Densho Digital Archive
Densho Visual History Collection
Title: Eugene Tatsuru Kimura Interview
Narrator: Eugene Tatsuru Kimura
Interviewer: Tom Ikeda
Location: Seattle, Washington
Date: September 5, 2008
Densho ID: denshovh-keugene-01-0007

<Begin Segment 7>

TI: And how about your mother?

EK: Mother started teaching.

TI: So at the, the Japanese language school, Nihongakko?

EK: Japanese language school, yeah.

TI: And do you know which, which language school she taught at?

EK: That was the largest one, Nihongakko, Japanese language school.

TI: So the one on Weller Street?

EK: That's right.

TI: That's interesting. So this would be the first time I can talk to someone about the language school before the war like this. Do you remember, can you describe kind of what she did, what, like, grade level and as much as you can remember about the language school?

EK: Probably she taught, maybe third, fourth, fifth grade and so forth. Then they, there were a sufficient number of students so that each grade had about, oh, three classrooms. To make sure that I would not be her student, they made sure that my teacher for a particular grade would be somebody else.

TI: So there were enough students --

EK: There were.

TI: -- that you could have multiple classes for each grade.

EK: Apparently.
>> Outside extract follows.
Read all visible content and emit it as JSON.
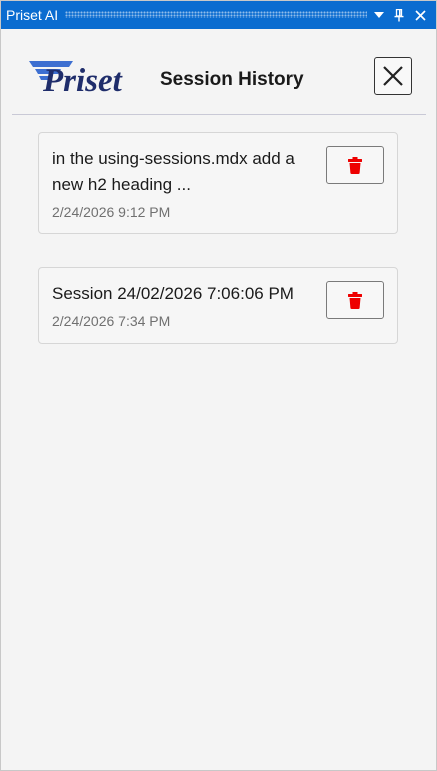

Probably more for the lower grades than upper grades.

TI: And so for one, one class, how many students would, would be in a class?

EK: Oh, I'd say maybe -- this is just a guess here, I'd say about forty or so, plus or minus.

TI: So you had hundreds of kids.

EK: Oh, you betcha.

TI: And, and when would, what time would you do Japanese school? Because you would have your regular school.

EK: Yeah. And then after regular school, we'd, many of us would walk to the Nihongakko and then the school started from four until five in the wintertime, and four until five-thirty in the wintertime. And sometimes we had summer school, but it was, learning the Japanese language after we were loaded down with homework from our regular school. So that we had, what shall I say, we had enough work to keep us busy.

TI: So every, every day, an hour to an hour and a half of extra school.

EK: That's right.

TI: That you would have to do.

EK: Yeah, and then my mother, like most Japanese women were very competitive, so that she said that, "You better do a lot of good work and be a yuutousei," in other words, and honor student, because, "You will bring shame upon me," or something of that nature. So I was so busy that I didn't have very much time to hit the streets, I had to hit the books.

TI: And so do you think you studied at Japanese school more than the normal Nisei?

EK: I think so, because of the pressure that was put upon us, both my brother and me. Whether my brother experienced that same sort of pressure, I do not know. But I do know that I kept on being pressurized to study.

TI: And so you attended Japanese school from when you were six or seven all the way through high school?

EK: Almost all the way through high school.

TI: And at the end of that training, I'm curious, how good was your Japanese?

EK: I was able to speak quite fluently with the Isseis and so forth. In terms of reading kanji, well, that's a heck of a difficult language. So if you don't use it, you forget it. So that I was able to read simple portions of a newspaper with the aid of a dictionary and so forth. But once you get away from the language, if you don't use it, you lose it.

TI: So, so you were fluent enough to talk with Isseis, you could read the simple parts of newspapers. Was that, was that a pretty common level for your other classmates to be that fluent?

EK: I don't know because I don't know to what extent my classmates were pressurized by their parents.

TI: But then could you just tell in your classroom in terms of how your Japanese compared with, say, your classmates', if it was better or worse or about the same?

EK: Well, maybe it was slightly above average.

TI: Okay, yeah. I mean, for the people I have talked to, it sounds like your Japanese was much, you got more Japanese training than a lot of other Niseis who were, many Niseis would say they went through Japanese school but they didn't really learn that much. That's interesting.

EK: Well, my mother made sure that I did. [Laughs]

<End Segment 7> - Copyright © 2008 Densho. All Rights Reserved.